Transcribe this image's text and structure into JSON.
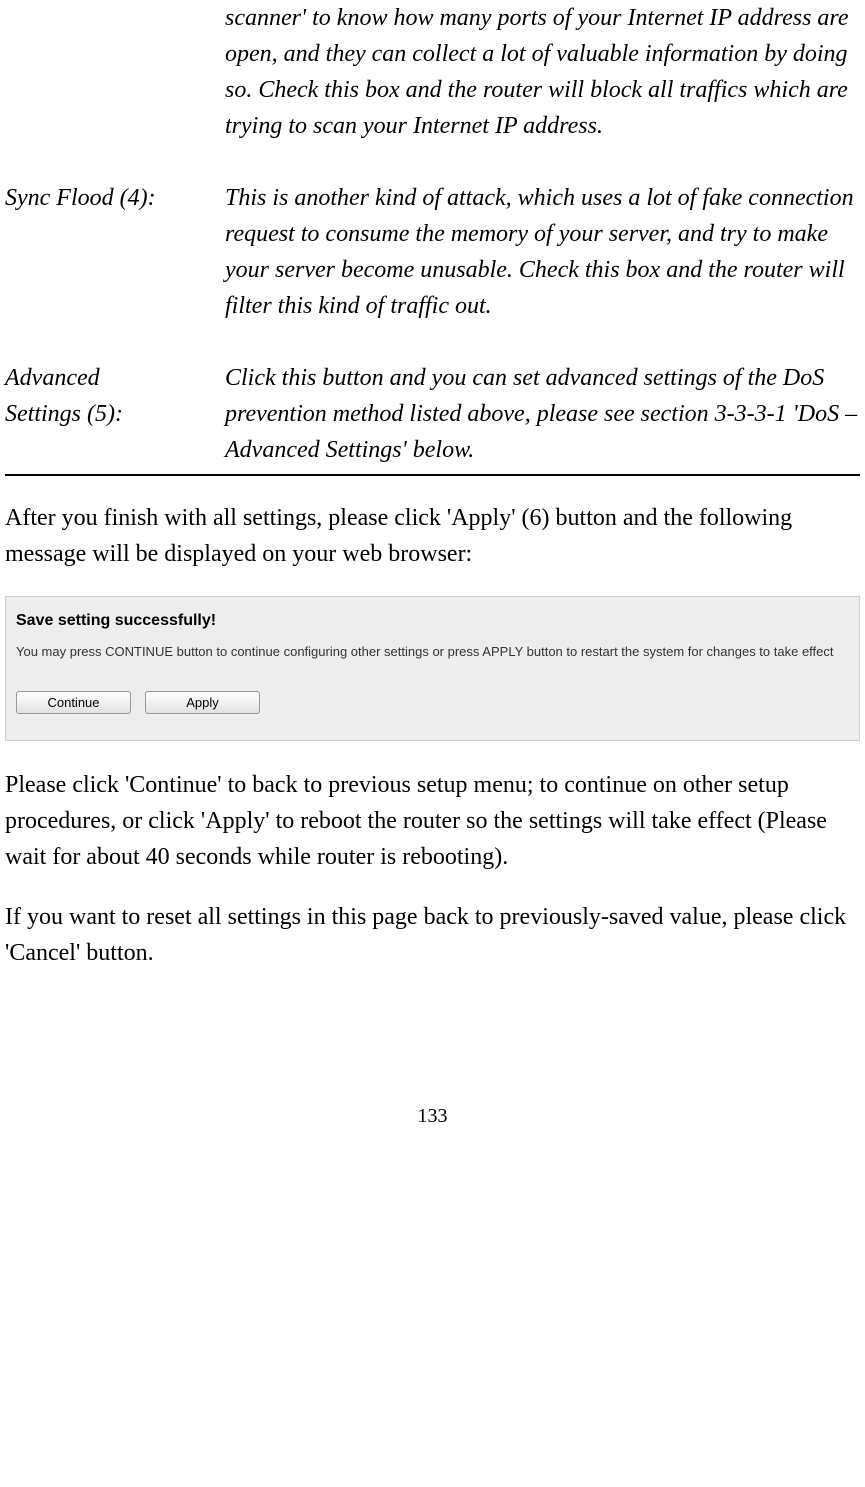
{
  "definitions": {
    "portscan_fragment": "scanner' to know how many ports of your Internet IP address are open, and they can collect a lot of valuable information by doing so. Check this box and the router will block all traffics which are trying to scan your Internet IP address.",
    "sync_flood": {
      "term": "Sync Flood (4):",
      "desc": "This is another kind of attack, which uses a lot of fake connection request to consume the memory of your server, and try to make your server become unusable. Check this box and the router will filter this kind of traffic out."
    },
    "advanced_settings": {
      "term_line1": "Advanced",
      "term_line2": "Settings (5):",
      "desc": "Click this button and you can set advanced settings of the DoS prevention method listed above, please see section 3-3-3-1 'DoS – Advanced Settings' below."
    }
  },
  "paragraphs": {
    "after_settings": "After you finish with all settings, please click 'Apply' (6) button and the following message will be displayed on your web browser:",
    "continue_apply": "Please click 'Continue' to back to previous setup menu; to continue on other setup procedures, or click 'Apply' to reboot the router so the settings will take effect (Please wait for about 40 seconds while router is rebooting).",
    "cancel_note": "If you want to reset all settings in this page back to previously-saved value, please click 'Cancel' button."
  },
  "dialog": {
    "title": "Save setting successfully!",
    "text": "You may press CONTINUE button to continue configuring other settings or press APPLY button to restart the system for changes to take effect",
    "continue_label": "Continue",
    "apply_label": "Apply"
  },
  "page_number": "133"
}
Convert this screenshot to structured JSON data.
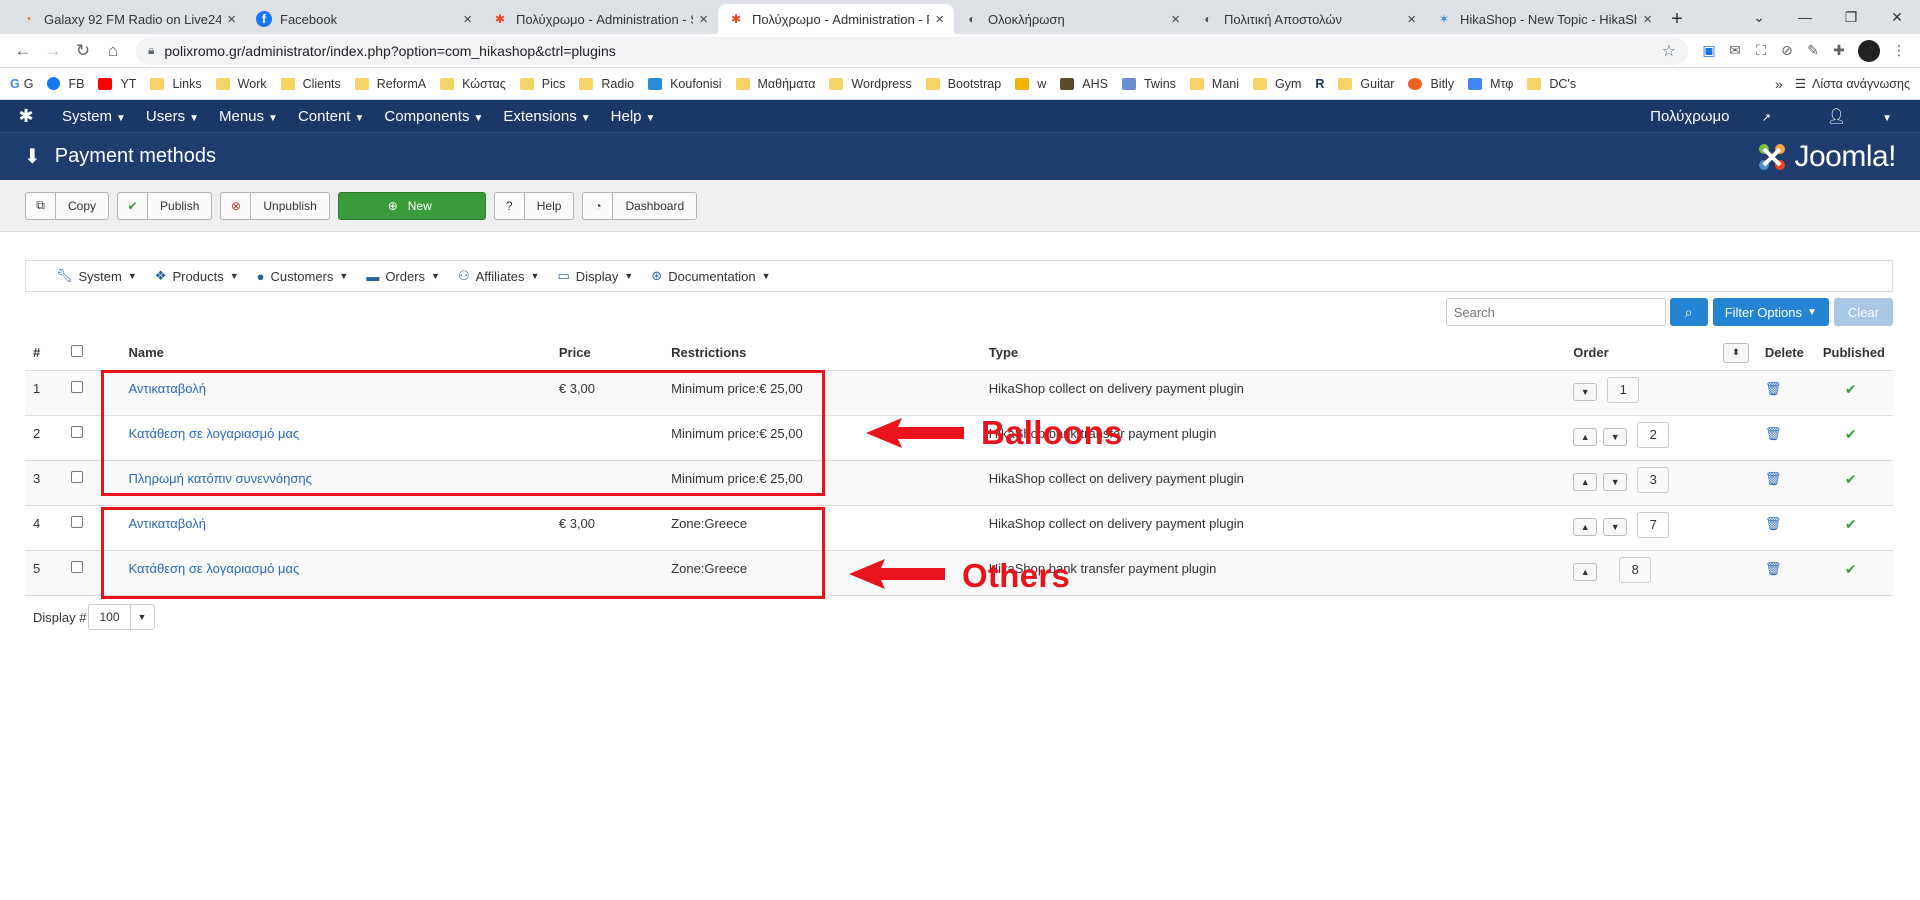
{
  "browser": {
    "tabs": [
      {
        "title": "Galaxy 92 FM Radio on Live24.gr",
        "icon": "rss-icon"
      },
      {
        "title": "Facebook",
        "icon": "facebook-icon"
      },
      {
        "title": "Πολύχρωμο - Administration - S",
        "icon": "joomla-icon"
      },
      {
        "title": "Πολύχρωμο - Administration - P",
        "icon": "joomla-icon",
        "active": true
      },
      {
        "title": "Ολοκλήρωση",
        "icon": "hikashop-icon"
      },
      {
        "title": "Πολιτική Αποστολών",
        "icon": "hikashop-icon"
      },
      {
        "title": "HikaShop - New Topic - HikaSho",
        "icon": "hikashop-icon"
      }
    ],
    "url": "polixromo.gr/administrator/index.php?option=com_hikashop&ctrl=plugins",
    "bookmarks": [
      "G",
      "FB",
      "YT",
      "Links",
      "Work",
      "Clients",
      "ReformA",
      "Κώστας",
      "Pics",
      "Radio",
      "Koufonisi",
      "Μαθήματα",
      "Wordpress",
      "Bootstrap",
      "w",
      "AHS",
      "Twins",
      "Mani",
      "Gym",
      "R",
      "Guitar",
      "Bitly",
      "Μτφ",
      "DC's"
    ],
    "reading_list": "Λίστα ανάγνωσης"
  },
  "jnav": {
    "menus": [
      "System",
      "Users",
      "Menus",
      "Content",
      "Components",
      "Extensions",
      "Help"
    ],
    "site_name": "Πολύχρωμο"
  },
  "header": {
    "title": "Payment methods",
    "brand": "Joomla!"
  },
  "toolbar": {
    "copy": "Copy",
    "publish": "Publish",
    "unpublish": "Unpublish",
    "new": "New",
    "help": "Help",
    "dashboard": "Dashboard"
  },
  "submenu": [
    "System",
    "Products",
    "Customers",
    "Orders",
    "Affiliates",
    "Display",
    "Documentation"
  ],
  "search": {
    "placeholder": "Search",
    "filter_label": "Filter Options",
    "clear_label": "Clear"
  },
  "table": {
    "headers": {
      "num": "#",
      "name": "Name",
      "price": "Price",
      "restrictions": "Restrictions",
      "type": "Type",
      "order": "Order",
      "delete": "Delete",
      "published": "Published"
    },
    "rows": [
      {
        "num": "1",
        "name": "Αντικαταβολή",
        "price": "€ 3,00",
        "restrictions": "Minimum price:€ 25,00",
        "type": "HikaShop collect on delivery payment plugin",
        "order": "1"
      },
      {
        "num": "2",
        "name": "Κατάθεση σε λογαριασμό μας",
        "price": "",
        "restrictions": "Minimum price:€ 25,00",
        "type": "HikaShop bank transfer payment plugin",
        "order": "2"
      },
      {
        "num": "3",
        "name": "Πληρωμή κατόπιν συνεννόησης",
        "price": "",
        "restrictions": "Minimum price:€ 25,00",
        "type": "HikaShop collect on delivery payment plugin",
        "order": "3"
      },
      {
        "num": "4",
        "name": "Αντικαταβολή",
        "price": "€ 3,00",
        "restrictions": "Zone:Greece",
        "type": "HikaShop collect on delivery payment plugin",
        "order": "7"
      },
      {
        "num": "5",
        "name": "Κατάθεση σε λογαριασμό μας",
        "price": "",
        "restrictions": "Zone:Greece",
        "type": "HikaShop bank transfer payment plugin",
        "order": "8"
      }
    ]
  },
  "display": {
    "label": "Display #",
    "value": "100"
  },
  "annotations": {
    "balloons": "Balloons",
    "others": "Others"
  },
  "colors": {
    "joomla_nav": "#1a3867",
    "annotation_red": "#e8131b",
    "primary_blue": "#2384d3",
    "new_green": "#3a9b3a"
  }
}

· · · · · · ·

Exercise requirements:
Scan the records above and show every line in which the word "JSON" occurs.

Solution for this problem:
Transcribe this image's text and structure into JSON.
Convert this screenshot to structured JSON data.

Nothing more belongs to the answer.